# [What you will do]
Line by line, copy out the entries exactly and leave the pictures behind.

Records shown below:

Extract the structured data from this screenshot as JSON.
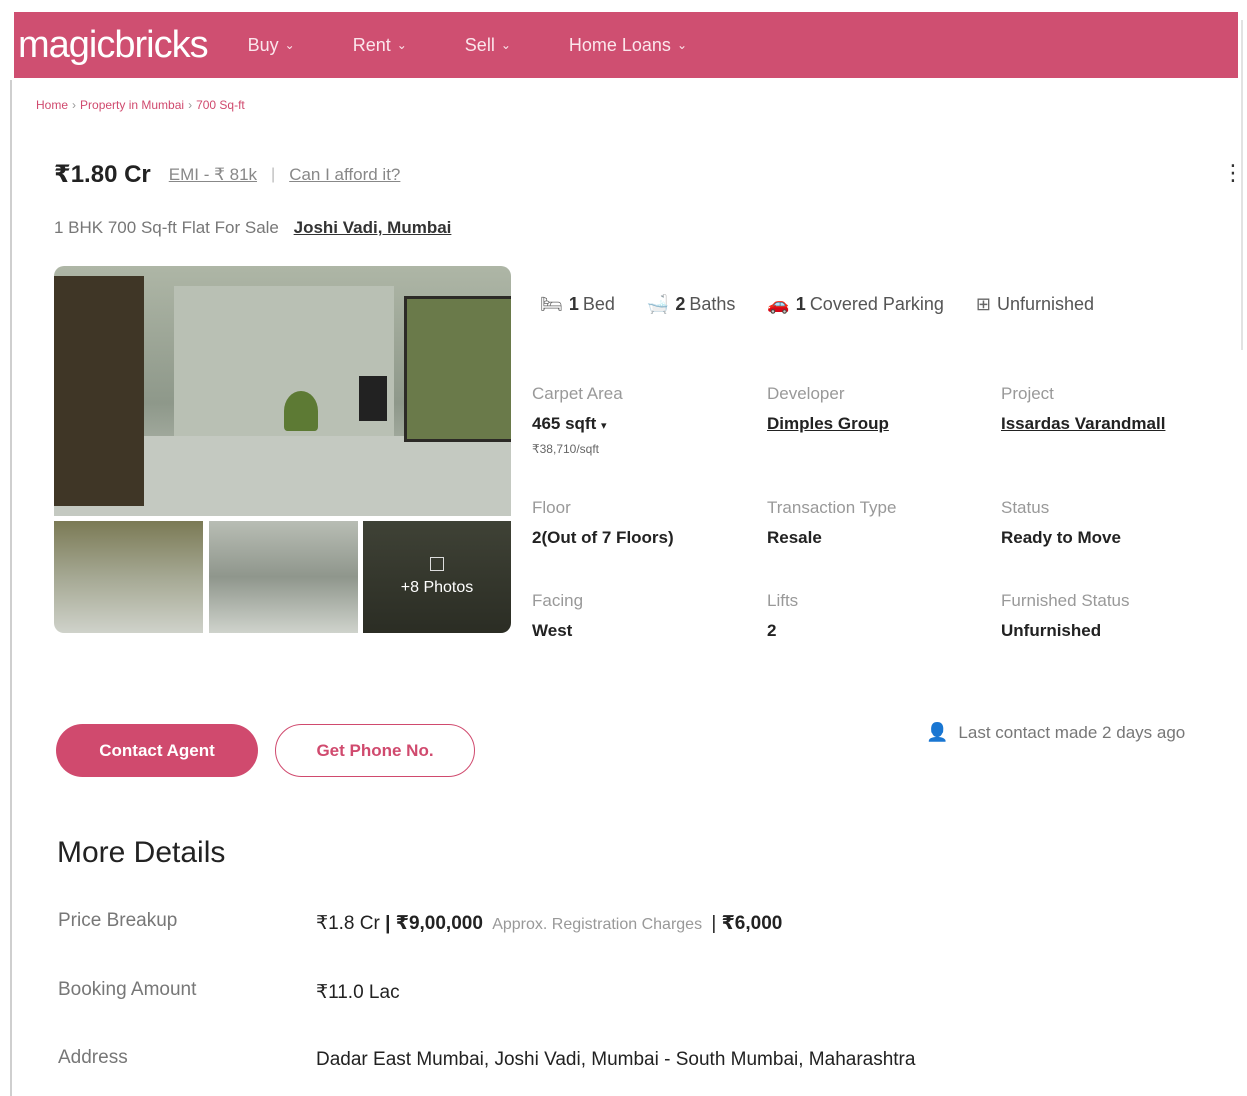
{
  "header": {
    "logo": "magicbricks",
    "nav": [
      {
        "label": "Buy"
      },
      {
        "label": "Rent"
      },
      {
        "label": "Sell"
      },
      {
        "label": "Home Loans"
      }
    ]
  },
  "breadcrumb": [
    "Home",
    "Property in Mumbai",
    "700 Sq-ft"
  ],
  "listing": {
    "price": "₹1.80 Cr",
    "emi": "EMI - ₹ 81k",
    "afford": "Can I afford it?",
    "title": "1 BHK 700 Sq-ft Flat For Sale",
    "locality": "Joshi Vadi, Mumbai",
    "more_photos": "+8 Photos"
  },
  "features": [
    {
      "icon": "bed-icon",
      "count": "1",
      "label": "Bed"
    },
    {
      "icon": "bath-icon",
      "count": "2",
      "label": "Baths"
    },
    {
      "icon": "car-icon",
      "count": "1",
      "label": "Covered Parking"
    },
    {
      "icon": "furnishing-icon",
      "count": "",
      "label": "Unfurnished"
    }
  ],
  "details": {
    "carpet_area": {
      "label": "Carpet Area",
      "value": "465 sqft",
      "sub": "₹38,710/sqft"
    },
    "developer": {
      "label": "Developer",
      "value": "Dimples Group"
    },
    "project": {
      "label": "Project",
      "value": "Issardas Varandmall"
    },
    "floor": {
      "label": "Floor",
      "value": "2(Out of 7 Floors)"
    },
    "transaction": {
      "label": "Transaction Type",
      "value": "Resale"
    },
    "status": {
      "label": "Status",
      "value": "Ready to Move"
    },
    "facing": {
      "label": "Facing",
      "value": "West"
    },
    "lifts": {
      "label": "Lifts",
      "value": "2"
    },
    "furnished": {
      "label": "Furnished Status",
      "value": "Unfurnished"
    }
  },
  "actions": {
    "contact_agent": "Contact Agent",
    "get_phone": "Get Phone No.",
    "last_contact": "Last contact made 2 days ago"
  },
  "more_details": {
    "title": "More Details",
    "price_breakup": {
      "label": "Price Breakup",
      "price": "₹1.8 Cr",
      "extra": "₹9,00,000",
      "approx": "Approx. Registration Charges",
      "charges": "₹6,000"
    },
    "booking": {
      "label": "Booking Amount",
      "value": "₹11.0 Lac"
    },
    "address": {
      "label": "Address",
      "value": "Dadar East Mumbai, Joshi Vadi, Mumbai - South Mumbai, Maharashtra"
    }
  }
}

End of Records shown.

# [Output of the exercise]
Extract the structured data from this screenshot as JSON.
{
  "header": {
    "logo": "magicbricks",
    "nav": [
      {
        "label": "Buy"
      },
      {
        "label": "Rent"
      },
      {
        "label": "Sell"
      },
      {
        "label": "Home Loans"
      }
    ]
  },
  "breadcrumb": [
    "Home",
    "Property in Mumbai",
    "700 Sq-ft"
  ],
  "listing": {
    "price": "₹1.80 Cr",
    "emi": "EMI - ₹ 81k",
    "afford": "Can I afford it?",
    "title": "1 BHK 700 Sq-ft Flat For Sale",
    "locality": "Joshi Vadi, Mumbai",
    "more_photos": "+8 Photos"
  },
  "features": [
    {
      "icon": "bed-icon",
      "count": "1",
      "label": "Bed"
    },
    {
      "icon": "bath-icon",
      "count": "2",
      "label": "Baths"
    },
    {
      "icon": "car-icon",
      "count": "1",
      "label": "Covered Parking"
    },
    {
      "icon": "furnishing-icon",
      "count": "",
      "label": "Unfurnished"
    }
  ],
  "details": {
    "carpet_area": {
      "label": "Carpet Area",
      "value": "465 sqft",
      "sub": "₹38,710/sqft"
    },
    "developer": {
      "label": "Developer",
      "value": "Dimples Group"
    },
    "project": {
      "label": "Project",
      "value": "Issardas Varandmall"
    },
    "floor": {
      "label": "Floor",
      "value": "2(Out of 7 Floors)"
    },
    "transaction": {
      "label": "Transaction Type",
      "value": "Resale"
    },
    "status": {
      "label": "Status",
      "value": "Ready to Move"
    },
    "facing": {
      "label": "Facing",
      "value": "West"
    },
    "lifts": {
      "label": "Lifts",
      "value": "2"
    },
    "furnished": {
      "label": "Furnished Status",
      "value": "Unfurnished"
    }
  },
  "actions": {
    "contact_agent": "Contact Agent",
    "get_phone": "Get Phone No.",
    "last_contact": "Last contact made 2 days ago"
  },
  "more_details": {
    "title": "More Details",
    "price_breakup": {
      "label": "Price Breakup",
      "price": "₹1.8 Cr",
      "extra": "₹9,00,000",
      "approx": "Approx. Registration Charges",
      "charges": "₹6,000"
    },
    "booking": {
      "label": "Booking Amount",
      "value": "₹11.0 Lac"
    },
    "address": {
      "label": "Address",
      "value": "Dadar East Mumbai, Joshi Vadi, Mumbai - South Mumbai, Maharashtra"
    }
  }
}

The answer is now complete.